Exercise requirements: The entries below are to be written out exactly, with no images included.

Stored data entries

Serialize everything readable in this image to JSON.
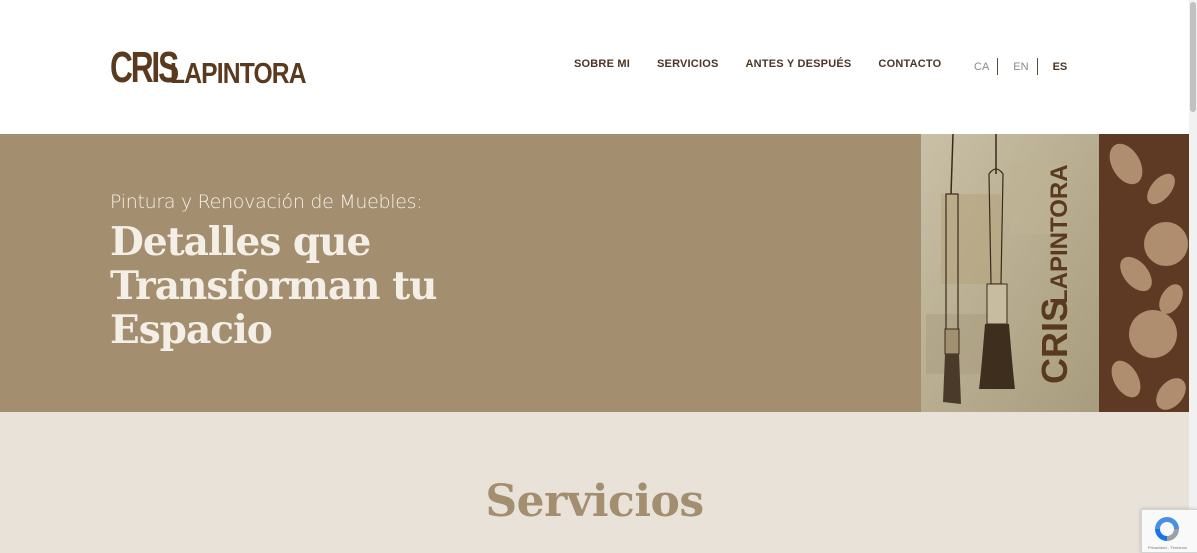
{
  "brand": {
    "logo_part1": "CRIS",
    "logo_part2": "LAPINTORA",
    "color_primary": "#5a3a1e",
    "color_hero": "#a38e70",
    "color_section_bg": "#e8e2d8"
  },
  "nav": {
    "items": [
      {
        "label": "SOBRE MI"
      },
      {
        "label": "SERVICIOS"
      },
      {
        "label": "ANTES Y DESPUÉS"
      },
      {
        "label": "CONTACTO"
      }
    ]
  },
  "languages": {
    "items": [
      {
        "label": "CA",
        "active": false
      },
      {
        "label": "EN",
        "active": false
      },
      {
        "label": "ES",
        "active": true
      }
    ]
  },
  "hero": {
    "subtitle": "Pintura y Renovación de Muebles:",
    "title": "Detalles que Transforman tu Espacio",
    "image": {
      "description_icon": "paintbrush-icon",
      "logo_line1": "CRIS",
      "logo_line2": "LAPINTORA"
    }
  },
  "services": {
    "title": "Servicios"
  },
  "recaptcha": {
    "footer": "Privacidad - Términos"
  }
}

Response area:
Serialize everything readable in this image to JSON.
{
  "brand": {
    "logo_part1": "CRIS",
    "logo_part2": "LAPINTORA",
    "color_primary": "#5a3a1e",
    "color_hero": "#a38e70",
    "color_section_bg": "#e8e2d8"
  },
  "nav": {
    "items": [
      {
        "label": "SOBRE MI"
      },
      {
        "label": "SERVICIOS"
      },
      {
        "label": "ANTES Y DESPUÉS"
      },
      {
        "label": "CONTACTO"
      }
    ]
  },
  "languages": {
    "items": [
      {
        "label": "CA",
        "active": false
      },
      {
        "label": "EN",
        "active": false
      },
      {
        "label": "ES",
        "active": true
      }
    ]
  },
  "hero": {
    "subtitle": "Pintura y Renovación de Muebles:",
    "title": "Detalles que Transforman tu Espacio",
    "image": {
      "description_icon": "paintbrush-icon",
      "logo_line1": "CRIS",
      "logo_line2": "LAPINTORA"
    }
  },
  "services": {
    "title": "Servicios"
  },
  "recaptcha": {
    "footer": "Privacidad - Términos"
  }
}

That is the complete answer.